The collection arrived at the Leo Baeck Institute arranged and labeled by Charles C. Milford. In processing the collection, the organization that Milford imposed upon the collection was retained, apart from the family history research found in Series IV. Letters and photographs were bundled and labeled; bundles were grouped together in new acid-free folders and labels retained as folder titles. Envelopes were discarded, unless they included additional information not found elsewhere. Family research was also organized and labeled using multi-color plastic binder dividers with tabs holding Milford’s labels. The binder dividers were discarded, and the materials placed in acid-free folders. The contents of these folders were split into two subseries by material type: correspondence and research notes are found in Subseries 1, and publications, Internet printouts, and photocopies of books and archival documents are found in Subseries 2. Milford’s original labels were retained as folder titles; an identical folder title across two subseries indicates that the contents of those two folders was originally found together.
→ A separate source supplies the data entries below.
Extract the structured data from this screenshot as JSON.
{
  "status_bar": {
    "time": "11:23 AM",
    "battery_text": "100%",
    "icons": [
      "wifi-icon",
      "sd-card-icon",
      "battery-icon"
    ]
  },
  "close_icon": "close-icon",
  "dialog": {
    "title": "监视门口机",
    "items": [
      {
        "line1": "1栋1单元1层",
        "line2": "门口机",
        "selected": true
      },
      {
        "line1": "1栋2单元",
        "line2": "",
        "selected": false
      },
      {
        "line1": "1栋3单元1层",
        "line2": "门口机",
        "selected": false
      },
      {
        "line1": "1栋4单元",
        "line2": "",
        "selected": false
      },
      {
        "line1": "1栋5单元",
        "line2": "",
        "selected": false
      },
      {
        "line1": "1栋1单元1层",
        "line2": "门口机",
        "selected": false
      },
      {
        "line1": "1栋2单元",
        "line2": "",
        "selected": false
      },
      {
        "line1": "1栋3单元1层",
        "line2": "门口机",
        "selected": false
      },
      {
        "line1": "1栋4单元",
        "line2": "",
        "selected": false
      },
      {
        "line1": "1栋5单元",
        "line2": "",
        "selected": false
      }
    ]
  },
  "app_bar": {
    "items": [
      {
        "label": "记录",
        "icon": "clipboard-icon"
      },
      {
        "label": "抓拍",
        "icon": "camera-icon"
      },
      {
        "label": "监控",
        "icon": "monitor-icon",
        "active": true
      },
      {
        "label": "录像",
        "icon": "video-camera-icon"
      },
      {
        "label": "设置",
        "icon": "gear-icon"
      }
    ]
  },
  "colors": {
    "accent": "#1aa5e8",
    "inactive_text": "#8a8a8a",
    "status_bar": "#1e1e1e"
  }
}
- Berlin (Germany)
- Genealogical tables
- Germany -- History -- 1933-1945
- Jews -- Germany -- Genealogy
- Jews -- Germany -- History -- 1933-1945
- Jews -- Legal status, laws, etc. -- Germany
- Jews -- Persecutions -- Germany -- History -- 20th century
- Korean War, 1950-1953
- Mendel, Arthur, 1901-1944
- Milford, Charles C., 1927-
- Milford, Patricia E., 1921-1989
- Mühlfelder family
- Mühlfelder, Hedwig, 1898-1954
- Mühlfelder, Simon, 1884-1965
- Official documents
- Photograph albums
- Research notes
- Roeckert family
- Schmitz, Elisabeth, 1893-1977
- Seefeld, Martha Kassel, 1880-1952
- Stanford University. Food Research Institute
- United States -- Emigration and immigration -- History -- 20th century
- Vital statistics records
- Guide to the Mühlfelder and Roeckert Families Collection
- Sarah Glover
- © 2020
- Language of description
- Script of description